Debugging network activity on an iOS device can be challenging. There are fantastic tools built into Xcode that allow you to to see the data flowing in and out of the device, but troubleshooting network activity at the TCP level can be difficult. Often the best option you have is to perform a packet capture at the router level, but this presents it’s own set of challenges.
Now that WWDC 2017 has officially come to a close I thought I would write a follow up recapping my wishlist from my previous article, Attending WWDC 2017, and then talk about some of the other big developer announcements from this year as well. First, let's recap Xcode command line tools. Xcode 9 had a lot of really nice updates this year.
This year my employer, LexTech Global Services, offered to sponsor my trip to WWDC 2017 if I was lucky enough to win a ticket in the lottery - and I did! I am very lucky to have received such a generous gesture on behalf of LexTech and it is very exciting from a technology perspective to be attending my first ever WWDC live and in person for many different reasons.
This year Apple's World Wide Developer Conference was held in San Francisco from June 13th to the June 17th and there was no shortage of big announcements. These announcements were mixed with platform changes, to new developer API's, to complete updates with Swift in Swift 3.0. However, in an technical blog such as this, it would be hard to cover all of the big announcements and every new API so I thought I would at least cover what I consider 5 interesting points that I took away from the announcements and videos this year at WWDC.
Profiling memory allocations in a iOS project is probably one of my favorite things to do when building a project besides coding. Profiling gives you a sense of validation about how you have technically designed certain aspects of a project and it also gives you a sense of where you may have gone wrong and inadvertently created retain cycles, memory leaks, or zombies.
Yesterday, Wine When Where hit the iTunes store and is now available for download.
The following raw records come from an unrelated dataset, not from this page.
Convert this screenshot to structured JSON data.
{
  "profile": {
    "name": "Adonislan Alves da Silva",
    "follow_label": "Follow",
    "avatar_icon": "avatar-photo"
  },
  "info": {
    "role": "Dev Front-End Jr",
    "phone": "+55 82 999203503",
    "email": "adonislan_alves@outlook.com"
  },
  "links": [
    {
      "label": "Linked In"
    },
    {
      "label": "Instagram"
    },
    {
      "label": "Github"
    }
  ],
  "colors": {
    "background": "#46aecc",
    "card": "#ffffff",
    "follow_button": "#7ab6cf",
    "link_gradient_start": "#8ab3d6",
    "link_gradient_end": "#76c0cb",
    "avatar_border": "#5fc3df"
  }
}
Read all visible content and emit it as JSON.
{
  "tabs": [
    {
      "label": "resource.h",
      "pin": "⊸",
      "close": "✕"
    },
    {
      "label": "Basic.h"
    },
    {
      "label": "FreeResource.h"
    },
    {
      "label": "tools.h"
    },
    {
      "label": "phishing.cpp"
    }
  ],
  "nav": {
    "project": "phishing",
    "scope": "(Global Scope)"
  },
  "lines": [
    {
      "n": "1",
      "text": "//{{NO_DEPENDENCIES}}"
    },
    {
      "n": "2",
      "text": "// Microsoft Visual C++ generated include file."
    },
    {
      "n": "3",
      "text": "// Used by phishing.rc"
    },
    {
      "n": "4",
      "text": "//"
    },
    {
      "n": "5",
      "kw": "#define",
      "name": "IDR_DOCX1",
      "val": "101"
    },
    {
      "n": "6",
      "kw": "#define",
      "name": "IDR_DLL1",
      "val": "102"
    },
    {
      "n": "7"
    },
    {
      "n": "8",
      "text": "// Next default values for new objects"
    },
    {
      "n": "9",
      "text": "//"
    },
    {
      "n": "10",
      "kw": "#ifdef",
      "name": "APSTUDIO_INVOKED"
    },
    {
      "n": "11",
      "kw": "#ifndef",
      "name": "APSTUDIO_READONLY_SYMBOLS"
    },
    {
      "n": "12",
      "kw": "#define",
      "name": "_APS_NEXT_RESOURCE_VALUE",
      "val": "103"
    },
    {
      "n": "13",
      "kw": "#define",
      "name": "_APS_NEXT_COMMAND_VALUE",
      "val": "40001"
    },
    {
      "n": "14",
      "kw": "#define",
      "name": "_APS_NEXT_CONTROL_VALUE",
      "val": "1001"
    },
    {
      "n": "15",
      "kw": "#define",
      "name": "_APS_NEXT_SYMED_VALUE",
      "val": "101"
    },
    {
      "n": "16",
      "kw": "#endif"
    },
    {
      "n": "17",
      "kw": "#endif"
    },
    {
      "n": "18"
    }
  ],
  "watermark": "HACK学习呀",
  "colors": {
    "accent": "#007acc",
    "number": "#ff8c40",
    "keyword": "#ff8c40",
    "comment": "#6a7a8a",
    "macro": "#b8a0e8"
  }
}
The idea of the application is based around the idea that we all like wine in some way shape or form, but you cannot always remember where or when you had that one good wine. Now you can using Wine When Where, simply pull the app out and snap a photo of the wine, give it a name, a rating, viola, you have now saved your wine to your local repository to view it any time you want.
On March 10th Apple released iOS 7.1. A pretty nice update suite to the already impressive iOS 7. iOS 7.1 contained many new UI/UX enhancements to the keyboard and automatic HDR for iPhone 5s. One of the more impressive new features was the brand new user experience for iOS now in your car, entitled CarPlay. In automobiles that are now compatible, there will be an iOS experience for your car.
About 10 months I joined a app development group called Swing Shift. The idea behind Swing Shift is that we are an app development group of like minded individuals that work on apps and wearable technology on our free time. Our first app the we put out was called Interval Fit. Interval Fit was released around the first of the year (2014), and was created to be an exercise assistant for anyone interested in Interval Training.